_TASK DESCRIPTION_
Please return all lines from the records below that include the string "JSON".

++++ PROVIDED INFORMATION

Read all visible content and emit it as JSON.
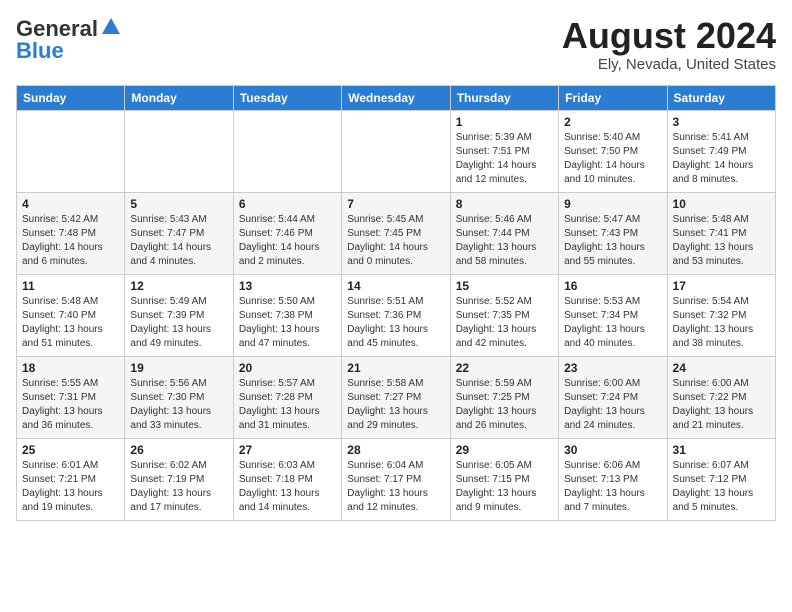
{
  "header": {
    "logo_general": "General",
    "logo_blue": "Blue",
    "month_title": "August 2024",
    "location": "Ely, Nevada, United States"
  },
  "weekdays": [
    "Sunday",
    "Monday",
    "Tuesday",
    "Wednesday",
    "Thursday",
    "Friday",
    "Saturday"
  ],
  "weeks": [
    {
      "days": [
        {
          "num": "",
          "info": ""
        },
        {
          "num": "",
          "info": ""
        },
        {
          "num": "",
          "info": ""
        },
        {
          "num": "",
          "info": ""
        },
        {
          "num": "1",
          "sunrise": "5:39 AM",
          "sunset": "7:51 PM",
          "daylight": "14 hours and 12 minutes."
        },
        {
          "num": "2",
          "sunrise": "5:40 AM",
          "sunset": "7:50 PM",
          "daylight": "14 hours and 10 minutes."
        },
        {
          "num": "3",
          "sunrise": "5:41 AM",
          "sunset": "7:49 PM",
          "daylight": "14 hours and 8 minutes."
        }
      ]
    },
    {
      "days": [
        {
          "num": "4",
          "sunrise": "5:42 AM",
          "sunset": "7:48 PM",
          "daylight": "14 hours and 6 minutes."
        },
        {
          "num": "5",
          "sunrise": "5:43 AM",
          "sunset": "7:47 PM",
          "daylight": "14 hours and 4 minutes."
        },
        {
          "num": "6",
          "sunrise": "5:44 AM",
          "sunset": "7:46 PM",
          "daylight": "14 hours and 2 minutes."
        },
        {
          "num": "7",
          "sunrise": "5:45 AM",
          "sunset": "7:45 PM",
          "daylight": "14 hours and 0 minutes."
        },
        {
          "num": "8",
          "sunrise": "5:46 AM",
          "sunset": "7:44 PM",
          "daylight": "13 hours and 58 minutes."
        },
        {
          "num": "9",
          "sunrise": "5:47 AM",
          "sunset": "7:43 PM",
          "daylight": "13 hours and 55 minutes."
        },
        {
          "num": "10",
          "sunrise": "5:48 AM",
          "sunset": "7:41 PM",
          "daylight": "13 hours and 53 minutes."
        }
      ]
    },
    {
      "days": [
        {
          "num": "11",
          "sunrise": "5:48 AM",
          "sunset": "7:40 PM",
          "daylight": "13 hours and 51 minutes."
        },
        {
          "num": "12",
          "sunrise": "5:49 AM",
          "sunset": "7:39 PM",
          "daylight": "13 hours and 49 minutes."
        },
        {
          "num": "13",
          "sunrise": "5:50 AM",
          "sunset": "7:38 PM",
          "daylight": "13 hours and 47 minutes."
        },
        {
          "num": "14",
          "sunrise": "5:51 AM",
          "sunset": "7:36 PM",
          "daylight": "13 hours and 45 minutes."
        },
        {
          "num": "15",
          "sunrise": "5:52 AM",
          "sunset": "7:35 PM",
          "daylight": "13 hours and 42 minutes."
        },
        {
          "num": "16",
          "sunrise": "5:53 AM",
          "sunset": "7:34 PM",
          "daylight": "13 hours and 40 minutes."
        },
        {
          "num": "17",
          "sunrise": "5:54 AM",
          "sunset": "7:32 PM",
          "daylight": "13 hours and 38 minutes."
        }
      ]
    },
    {
      "days": [
        {
          "num": "18",
          "sunrise": "5:55 AM",
          "sunset": "7:31 PM",
          "daylight": "13 hours and 36 minutes."
        },
        {
          "num": "19",
          "sunrise": "5:56 AM",
          "sunset": "7:30 PM",
          "daylight": "13 hours and 33 minutes."
        },
        {
          "num": "20",
          "sunrise": "5:57 AM",
          "sunset": "7:28 PM",
          "daylight": "13 hours and 31 minutes."
        },
        {
          "num": "21",
          "sunrise": "5:58 AM",
          "sunset": "7:27 PM",
          "daylight": "13 hours and 29 minutes."
        },
        {
          "num": "22",
          "sunrise": "5:59 AM",
          "sunset": "7:25 PM",
          "daylight": "13 hours and 26 minutes."
        },
        {
          "num": "23",
          "sunrise": "6:00 AM",
          "sunset": "7:24 PM",
          "daylight": "13 hours and 24 minutes."
        },
        {
          "num": "24",
          "sunrise": "6:00 AM",
          "sunset": "7:22 PM",
          "daylight": "13 hours and 21 minutes."
        }
      ]
    },
    {
      "days": [
        {
          "num": "25",
          "sunrise": "6:01 AM",
          "sunset": "7:21 PM",
          "daylight": "13 hours and 19 minutes."
        },
        {
          "num": "26",
          "sunrise": "6:02 AM",
          "sunset": "7:19 PM",
          "daylight": "13 hours and 17 minutes."
        },
        {
          "num": "27",
          "sunrise": "6:03 AM",
          "sunset": "7:18 PM",
          "daylight": "13 hours and 14 minutes."
        },
        {
          "num": "28",
          "sunrise": "6:04 AM",
          "sunset": "7:17 PM",
          "daylight": "13 hours and 12 minutes."
        },
        {
          "num": "29",
          "sunrise": "6:05 AM",
          "sunset": "7:15 PM",
          "daylight": "13 hours and 9 minutes."
        },
        {
          "num": "30",
          "sunrise": "6:06 AM",
          "sunset": "7:13 PM",
          "daylight": "13 hours and 7 minutes."
        },
        {
          "num": "31",
          "sunrise": "6:07 AM",
          "sunset": "7:12 PM",
          "daylight": "13 hours and 5 minutes."
        }
      ]
    }
  ],
  "labels": {
    "sunrise": "Sunrise:",
    "sunset": "Sunset:",
    "daylight": "Daylight:"
  }
}
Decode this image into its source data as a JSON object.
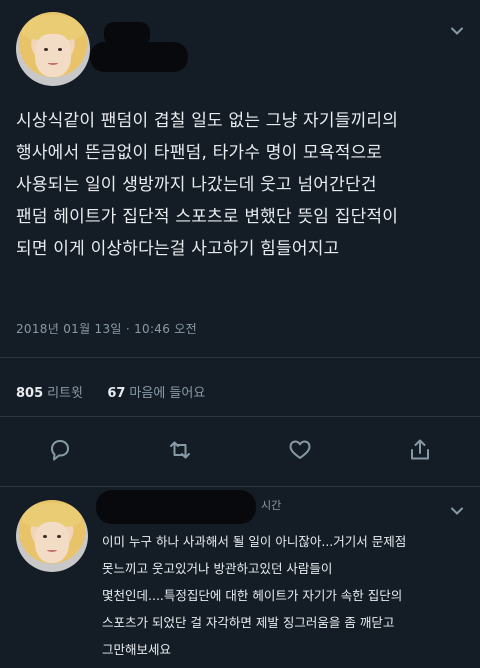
{
  "tweet": {
    "lines": [
      "시상식같이 팬덤이 겹칠 일도 없는 그냥 자기들끼리의",
      "행사에서 뜬금없이 타팬덤, 타가수 명이 모욕적으로",
      "사용되는 일이 생방까지 나갔는데 웃고 넘어간단건",
      "팬덤 헤이트가 집단적 스포츠로 변했단 뜻임 집단적이",
      "되면 이게 이상하다는걸 사고하기 힘들어지고"
    ],
    "timestamp": "2018년 01월 13일 · 10:46 오전"
  },
  "stats": {
    "retweets_count": "805",
    "retweets_label": "리트윗",
    "likes_count": "67",
    "likes_label": "마음에 들어요"
  },
  "icons": {
    "reply": "reply-icon",
    "retweet": "retweet-icon",
    "like": "heart-icon",
    "share": "share-icon",
    "more": "chevron-down-icon"
  },
  "reply": {
    "time_label": "시간",
    "lines": [
      "이미 누구 하나 사과해서 될 일이 아니잖아...거기서 문제점",
      "못느끼고 웃고있거나 방관하고있던 사람들이",
      "몇천인데....특정집단에 대한 헤이트가 자기가 속한 집단의",
      "스포츠가 되었단 걸 자각하면 제발 징그러움을 좀 깨닫고",
      "그만해보세요"
    ]
  },
  "colors": {
    "background": "#141d26",
    "text": "#e8ecef",
    "muted": "#8899a6",
    "divider": "#2a3642"
  }
}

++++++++

_THE COMPLETED TASK_
Read all visible content and emit it as JSON.
Decode this image into its source data as a JSON object.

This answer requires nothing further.